(This was supposed to have posted days ago; this is the worst server ... moving to WordPress for my self-indulgence. Good lord.)
I have a huge fear of confrontation – real or imagined, as it were.
Until late Tuesday night, I’d avoided confronting the Coen Bros, by making excuse after excuse to not see “Burn After Reading.” I’d read mixed reviews; friends had given mixed reactions; and that paralyzing fear of face-offs had me gripped in such a way that would’ve made No Country’s Chigurh proud.
But after being closed out of Cosi a couple nights ago, I walked into the muggy Manhattan air, breathed deep, and headed south to Union Sq. I would see the 10:50pm showing.
I know the Coens have a weird sense of humor, but, for me, they are brilliant.

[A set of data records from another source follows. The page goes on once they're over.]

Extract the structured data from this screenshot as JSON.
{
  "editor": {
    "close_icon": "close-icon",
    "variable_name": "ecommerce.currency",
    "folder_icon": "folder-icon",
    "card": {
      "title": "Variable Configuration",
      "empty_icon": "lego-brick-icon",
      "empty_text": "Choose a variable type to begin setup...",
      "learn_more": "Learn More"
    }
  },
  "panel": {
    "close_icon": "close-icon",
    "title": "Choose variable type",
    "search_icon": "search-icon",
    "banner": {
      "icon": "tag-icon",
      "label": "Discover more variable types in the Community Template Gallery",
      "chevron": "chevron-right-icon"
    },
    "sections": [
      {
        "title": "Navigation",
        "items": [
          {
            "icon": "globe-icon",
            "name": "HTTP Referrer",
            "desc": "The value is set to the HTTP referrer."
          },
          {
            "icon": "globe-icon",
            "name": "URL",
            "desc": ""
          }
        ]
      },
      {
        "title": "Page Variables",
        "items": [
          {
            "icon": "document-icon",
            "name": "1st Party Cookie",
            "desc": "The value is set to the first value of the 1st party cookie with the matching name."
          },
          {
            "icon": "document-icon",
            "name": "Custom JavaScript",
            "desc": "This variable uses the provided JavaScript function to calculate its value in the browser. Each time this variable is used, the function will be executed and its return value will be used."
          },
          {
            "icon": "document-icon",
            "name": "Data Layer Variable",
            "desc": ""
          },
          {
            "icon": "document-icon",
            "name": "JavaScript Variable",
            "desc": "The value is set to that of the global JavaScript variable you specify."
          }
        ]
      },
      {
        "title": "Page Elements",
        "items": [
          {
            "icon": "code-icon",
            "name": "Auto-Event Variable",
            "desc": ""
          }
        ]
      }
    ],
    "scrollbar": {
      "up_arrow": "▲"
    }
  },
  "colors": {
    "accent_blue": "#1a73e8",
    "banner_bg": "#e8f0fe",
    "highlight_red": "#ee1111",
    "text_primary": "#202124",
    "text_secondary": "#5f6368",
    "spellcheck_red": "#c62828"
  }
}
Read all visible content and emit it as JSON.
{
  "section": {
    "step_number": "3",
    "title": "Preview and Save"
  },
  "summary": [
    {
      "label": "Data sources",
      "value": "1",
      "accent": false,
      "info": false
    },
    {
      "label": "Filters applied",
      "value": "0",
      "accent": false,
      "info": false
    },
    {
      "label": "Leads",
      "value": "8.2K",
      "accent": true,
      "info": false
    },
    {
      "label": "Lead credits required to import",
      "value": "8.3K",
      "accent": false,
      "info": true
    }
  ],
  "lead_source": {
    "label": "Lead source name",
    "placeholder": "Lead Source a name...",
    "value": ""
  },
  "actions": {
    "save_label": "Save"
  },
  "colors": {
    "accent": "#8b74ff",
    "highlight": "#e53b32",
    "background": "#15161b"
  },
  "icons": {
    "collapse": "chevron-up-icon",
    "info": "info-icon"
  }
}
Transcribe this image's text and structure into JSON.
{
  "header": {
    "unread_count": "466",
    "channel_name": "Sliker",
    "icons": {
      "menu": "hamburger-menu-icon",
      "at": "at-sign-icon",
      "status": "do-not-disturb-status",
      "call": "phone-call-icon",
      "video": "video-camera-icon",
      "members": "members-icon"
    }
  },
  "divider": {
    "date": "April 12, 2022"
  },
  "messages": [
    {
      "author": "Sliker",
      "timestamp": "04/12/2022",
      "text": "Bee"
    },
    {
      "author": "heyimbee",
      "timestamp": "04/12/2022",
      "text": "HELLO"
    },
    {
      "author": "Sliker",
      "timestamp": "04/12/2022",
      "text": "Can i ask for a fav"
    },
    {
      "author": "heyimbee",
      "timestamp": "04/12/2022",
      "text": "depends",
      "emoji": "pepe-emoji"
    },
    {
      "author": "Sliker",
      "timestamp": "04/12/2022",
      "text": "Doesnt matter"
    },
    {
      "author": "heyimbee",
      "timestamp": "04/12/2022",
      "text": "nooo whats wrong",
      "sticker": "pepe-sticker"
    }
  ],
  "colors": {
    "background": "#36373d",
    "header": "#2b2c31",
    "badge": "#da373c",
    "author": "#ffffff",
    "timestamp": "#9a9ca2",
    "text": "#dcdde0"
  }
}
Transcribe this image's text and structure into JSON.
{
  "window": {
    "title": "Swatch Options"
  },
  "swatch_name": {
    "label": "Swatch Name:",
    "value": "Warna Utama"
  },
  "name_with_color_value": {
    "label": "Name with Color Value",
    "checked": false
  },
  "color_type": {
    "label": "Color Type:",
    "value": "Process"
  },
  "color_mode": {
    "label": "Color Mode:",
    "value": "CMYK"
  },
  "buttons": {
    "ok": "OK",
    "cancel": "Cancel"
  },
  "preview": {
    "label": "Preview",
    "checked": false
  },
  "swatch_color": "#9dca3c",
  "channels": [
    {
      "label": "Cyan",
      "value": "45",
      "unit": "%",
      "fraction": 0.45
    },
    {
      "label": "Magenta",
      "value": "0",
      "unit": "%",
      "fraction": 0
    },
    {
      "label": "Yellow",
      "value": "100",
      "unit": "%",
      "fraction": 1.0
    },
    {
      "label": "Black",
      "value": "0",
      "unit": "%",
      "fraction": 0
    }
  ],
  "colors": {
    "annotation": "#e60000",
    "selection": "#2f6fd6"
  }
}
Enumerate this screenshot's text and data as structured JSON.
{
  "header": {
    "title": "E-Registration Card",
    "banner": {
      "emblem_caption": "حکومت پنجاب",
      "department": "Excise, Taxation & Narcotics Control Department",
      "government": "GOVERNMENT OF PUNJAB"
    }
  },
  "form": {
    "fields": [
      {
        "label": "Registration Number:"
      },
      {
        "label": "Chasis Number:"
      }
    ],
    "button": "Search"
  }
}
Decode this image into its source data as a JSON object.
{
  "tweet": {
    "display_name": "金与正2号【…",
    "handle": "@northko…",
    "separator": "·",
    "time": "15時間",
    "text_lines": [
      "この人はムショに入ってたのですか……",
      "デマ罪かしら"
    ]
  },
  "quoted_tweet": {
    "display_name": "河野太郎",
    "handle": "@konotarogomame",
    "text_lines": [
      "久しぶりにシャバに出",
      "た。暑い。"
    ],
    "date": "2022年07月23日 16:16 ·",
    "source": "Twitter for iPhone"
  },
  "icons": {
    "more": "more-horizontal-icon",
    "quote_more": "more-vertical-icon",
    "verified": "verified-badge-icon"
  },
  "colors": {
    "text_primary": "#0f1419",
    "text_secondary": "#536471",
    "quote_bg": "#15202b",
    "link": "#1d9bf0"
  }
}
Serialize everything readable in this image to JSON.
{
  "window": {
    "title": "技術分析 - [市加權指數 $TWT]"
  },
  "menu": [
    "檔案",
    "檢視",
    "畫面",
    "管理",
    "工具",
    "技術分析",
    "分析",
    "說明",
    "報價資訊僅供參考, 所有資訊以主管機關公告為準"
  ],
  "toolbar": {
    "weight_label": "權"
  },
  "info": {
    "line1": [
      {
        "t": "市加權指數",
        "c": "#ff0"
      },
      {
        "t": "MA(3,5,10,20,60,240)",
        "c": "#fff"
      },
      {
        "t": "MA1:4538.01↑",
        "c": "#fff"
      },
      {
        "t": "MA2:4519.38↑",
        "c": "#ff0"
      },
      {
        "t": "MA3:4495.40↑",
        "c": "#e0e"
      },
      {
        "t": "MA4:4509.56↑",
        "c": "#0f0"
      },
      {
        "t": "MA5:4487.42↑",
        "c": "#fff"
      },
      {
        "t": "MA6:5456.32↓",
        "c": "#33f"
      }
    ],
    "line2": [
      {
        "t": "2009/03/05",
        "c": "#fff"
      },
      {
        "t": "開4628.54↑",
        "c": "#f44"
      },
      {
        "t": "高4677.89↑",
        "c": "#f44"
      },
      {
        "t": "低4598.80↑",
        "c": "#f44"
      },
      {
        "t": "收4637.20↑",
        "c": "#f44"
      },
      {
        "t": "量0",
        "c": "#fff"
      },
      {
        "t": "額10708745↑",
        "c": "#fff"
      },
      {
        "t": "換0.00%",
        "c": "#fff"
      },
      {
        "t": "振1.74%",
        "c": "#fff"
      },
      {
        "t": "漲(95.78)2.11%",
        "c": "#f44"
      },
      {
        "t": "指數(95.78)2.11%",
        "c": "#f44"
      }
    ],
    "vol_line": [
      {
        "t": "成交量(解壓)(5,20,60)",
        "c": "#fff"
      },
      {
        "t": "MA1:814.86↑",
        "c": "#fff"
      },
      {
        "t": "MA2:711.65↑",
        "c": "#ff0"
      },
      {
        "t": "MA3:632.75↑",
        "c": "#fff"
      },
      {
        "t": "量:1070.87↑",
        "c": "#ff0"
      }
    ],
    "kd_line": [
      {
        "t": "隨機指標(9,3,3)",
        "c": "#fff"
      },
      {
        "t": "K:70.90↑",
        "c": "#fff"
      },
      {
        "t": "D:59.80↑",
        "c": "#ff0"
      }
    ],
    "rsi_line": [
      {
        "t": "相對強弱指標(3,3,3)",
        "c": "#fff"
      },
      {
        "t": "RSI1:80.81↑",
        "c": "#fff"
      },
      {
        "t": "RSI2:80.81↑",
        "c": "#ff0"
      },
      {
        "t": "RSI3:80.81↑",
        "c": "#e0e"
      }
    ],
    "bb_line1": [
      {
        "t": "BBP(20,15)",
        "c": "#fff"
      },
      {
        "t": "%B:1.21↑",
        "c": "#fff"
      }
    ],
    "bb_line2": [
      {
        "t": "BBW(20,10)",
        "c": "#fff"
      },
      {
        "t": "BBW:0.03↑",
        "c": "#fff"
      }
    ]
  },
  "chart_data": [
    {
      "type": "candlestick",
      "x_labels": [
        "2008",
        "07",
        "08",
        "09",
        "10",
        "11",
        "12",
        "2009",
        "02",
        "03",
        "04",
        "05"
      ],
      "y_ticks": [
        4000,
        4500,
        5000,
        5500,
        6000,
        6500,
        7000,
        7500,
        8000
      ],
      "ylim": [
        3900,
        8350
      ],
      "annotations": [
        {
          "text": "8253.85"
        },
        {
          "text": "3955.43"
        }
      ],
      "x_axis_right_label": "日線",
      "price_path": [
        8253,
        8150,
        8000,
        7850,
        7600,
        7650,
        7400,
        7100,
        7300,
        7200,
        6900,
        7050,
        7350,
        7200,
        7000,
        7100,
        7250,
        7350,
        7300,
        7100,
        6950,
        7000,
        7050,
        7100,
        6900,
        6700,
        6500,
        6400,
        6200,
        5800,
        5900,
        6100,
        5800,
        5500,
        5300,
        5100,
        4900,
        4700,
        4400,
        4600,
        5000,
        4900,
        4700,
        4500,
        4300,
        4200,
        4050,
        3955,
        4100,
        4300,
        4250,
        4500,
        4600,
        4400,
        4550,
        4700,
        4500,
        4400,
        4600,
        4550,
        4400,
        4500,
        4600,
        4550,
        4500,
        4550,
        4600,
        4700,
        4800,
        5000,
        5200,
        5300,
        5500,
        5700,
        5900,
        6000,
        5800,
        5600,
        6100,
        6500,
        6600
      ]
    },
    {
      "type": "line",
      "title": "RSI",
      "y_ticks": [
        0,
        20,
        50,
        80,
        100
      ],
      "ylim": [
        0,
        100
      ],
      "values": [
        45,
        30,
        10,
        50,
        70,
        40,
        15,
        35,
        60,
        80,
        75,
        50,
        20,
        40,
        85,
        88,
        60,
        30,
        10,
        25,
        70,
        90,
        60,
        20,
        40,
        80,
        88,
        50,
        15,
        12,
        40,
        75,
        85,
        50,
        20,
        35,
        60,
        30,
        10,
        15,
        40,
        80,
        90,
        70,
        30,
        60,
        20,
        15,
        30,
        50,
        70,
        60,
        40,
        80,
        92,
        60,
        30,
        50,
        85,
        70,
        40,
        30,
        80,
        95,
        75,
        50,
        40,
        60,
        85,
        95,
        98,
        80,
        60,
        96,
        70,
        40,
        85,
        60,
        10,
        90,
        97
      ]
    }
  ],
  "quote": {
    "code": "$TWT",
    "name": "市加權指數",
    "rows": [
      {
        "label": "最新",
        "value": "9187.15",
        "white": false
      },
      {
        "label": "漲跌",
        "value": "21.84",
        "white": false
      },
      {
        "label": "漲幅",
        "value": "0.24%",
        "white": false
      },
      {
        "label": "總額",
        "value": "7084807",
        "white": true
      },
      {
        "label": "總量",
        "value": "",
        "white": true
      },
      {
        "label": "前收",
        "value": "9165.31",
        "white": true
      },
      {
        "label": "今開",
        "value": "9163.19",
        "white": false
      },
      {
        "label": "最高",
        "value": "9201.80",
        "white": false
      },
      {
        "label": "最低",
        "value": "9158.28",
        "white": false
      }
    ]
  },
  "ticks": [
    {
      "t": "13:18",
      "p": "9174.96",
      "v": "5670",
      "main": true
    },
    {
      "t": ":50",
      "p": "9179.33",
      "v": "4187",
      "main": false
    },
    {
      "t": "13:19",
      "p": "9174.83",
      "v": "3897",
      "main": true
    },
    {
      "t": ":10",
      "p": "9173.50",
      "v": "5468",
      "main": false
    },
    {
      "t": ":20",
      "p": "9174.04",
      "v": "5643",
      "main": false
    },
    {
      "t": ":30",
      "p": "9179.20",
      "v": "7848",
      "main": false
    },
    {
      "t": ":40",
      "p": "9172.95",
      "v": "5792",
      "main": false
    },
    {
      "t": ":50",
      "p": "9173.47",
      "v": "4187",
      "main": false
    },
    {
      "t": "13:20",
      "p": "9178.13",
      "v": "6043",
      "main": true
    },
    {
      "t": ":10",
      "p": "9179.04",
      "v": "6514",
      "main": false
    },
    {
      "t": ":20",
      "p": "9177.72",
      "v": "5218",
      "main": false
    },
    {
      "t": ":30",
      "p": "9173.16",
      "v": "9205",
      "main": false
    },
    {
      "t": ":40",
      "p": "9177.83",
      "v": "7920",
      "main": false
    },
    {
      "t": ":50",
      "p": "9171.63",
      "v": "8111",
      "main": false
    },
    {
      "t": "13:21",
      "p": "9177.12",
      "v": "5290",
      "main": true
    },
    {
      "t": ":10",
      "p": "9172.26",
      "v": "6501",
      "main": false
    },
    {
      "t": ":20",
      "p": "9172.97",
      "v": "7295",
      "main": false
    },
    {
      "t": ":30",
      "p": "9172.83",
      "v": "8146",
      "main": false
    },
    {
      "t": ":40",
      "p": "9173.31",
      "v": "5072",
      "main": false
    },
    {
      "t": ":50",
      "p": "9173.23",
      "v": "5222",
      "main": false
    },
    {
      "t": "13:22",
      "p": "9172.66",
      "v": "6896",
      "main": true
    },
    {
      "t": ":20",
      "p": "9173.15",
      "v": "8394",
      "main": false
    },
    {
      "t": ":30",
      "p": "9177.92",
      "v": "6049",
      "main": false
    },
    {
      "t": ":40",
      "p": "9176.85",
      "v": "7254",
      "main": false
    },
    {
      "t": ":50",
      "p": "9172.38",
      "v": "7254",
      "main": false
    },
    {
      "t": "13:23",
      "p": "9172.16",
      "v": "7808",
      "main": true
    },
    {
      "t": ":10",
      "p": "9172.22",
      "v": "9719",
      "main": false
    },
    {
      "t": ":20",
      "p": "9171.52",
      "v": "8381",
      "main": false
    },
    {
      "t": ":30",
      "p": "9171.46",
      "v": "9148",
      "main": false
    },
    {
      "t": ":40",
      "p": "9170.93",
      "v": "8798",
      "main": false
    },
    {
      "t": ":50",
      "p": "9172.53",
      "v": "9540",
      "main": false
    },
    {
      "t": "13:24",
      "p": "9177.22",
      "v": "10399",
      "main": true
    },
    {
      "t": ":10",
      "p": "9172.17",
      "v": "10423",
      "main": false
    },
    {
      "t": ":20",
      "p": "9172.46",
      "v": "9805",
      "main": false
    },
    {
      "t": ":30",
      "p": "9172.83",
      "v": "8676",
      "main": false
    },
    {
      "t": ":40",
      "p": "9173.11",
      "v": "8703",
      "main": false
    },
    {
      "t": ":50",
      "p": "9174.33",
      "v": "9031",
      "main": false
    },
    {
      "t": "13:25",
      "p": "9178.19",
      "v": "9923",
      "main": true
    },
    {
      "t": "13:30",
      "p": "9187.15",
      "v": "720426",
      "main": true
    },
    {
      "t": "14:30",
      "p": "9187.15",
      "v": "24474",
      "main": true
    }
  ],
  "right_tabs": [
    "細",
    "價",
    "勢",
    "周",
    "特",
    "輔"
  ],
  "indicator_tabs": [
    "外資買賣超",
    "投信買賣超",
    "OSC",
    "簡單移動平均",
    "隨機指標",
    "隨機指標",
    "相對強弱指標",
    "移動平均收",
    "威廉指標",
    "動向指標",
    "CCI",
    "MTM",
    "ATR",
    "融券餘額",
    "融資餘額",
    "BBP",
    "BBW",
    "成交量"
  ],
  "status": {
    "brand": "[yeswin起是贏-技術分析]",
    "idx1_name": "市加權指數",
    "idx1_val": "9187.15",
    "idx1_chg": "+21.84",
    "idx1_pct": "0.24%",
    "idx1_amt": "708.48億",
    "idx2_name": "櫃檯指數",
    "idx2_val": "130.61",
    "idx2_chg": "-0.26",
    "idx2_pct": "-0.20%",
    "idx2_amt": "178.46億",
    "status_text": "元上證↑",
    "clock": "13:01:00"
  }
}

Since I was a little kid, “High” from Raising Arizona was a favorite character of mine. The parole board responding to his affirmed rehabilitation with “Well, Okaaaaaaaaaay then,” was a line oft-repeated in the Grice household.
For its part, Lebowski is a name only dropped when someone is ready for a full-blown impersonation, replete with spot-on quotes and gestures to boot.
Burn After Reading doesn’t quite reach the heights of Arizona or Lebowski, but it shares several similarities. The brothers clearly have certain stock characters that they continue to draw upon. But Burn has some startlingly brutal punches, showing just how versatile they are – hence the brilliance.
How people find much fault with this film is beyond me. Brad Pitt could’ve been a little less overzealous, but alas.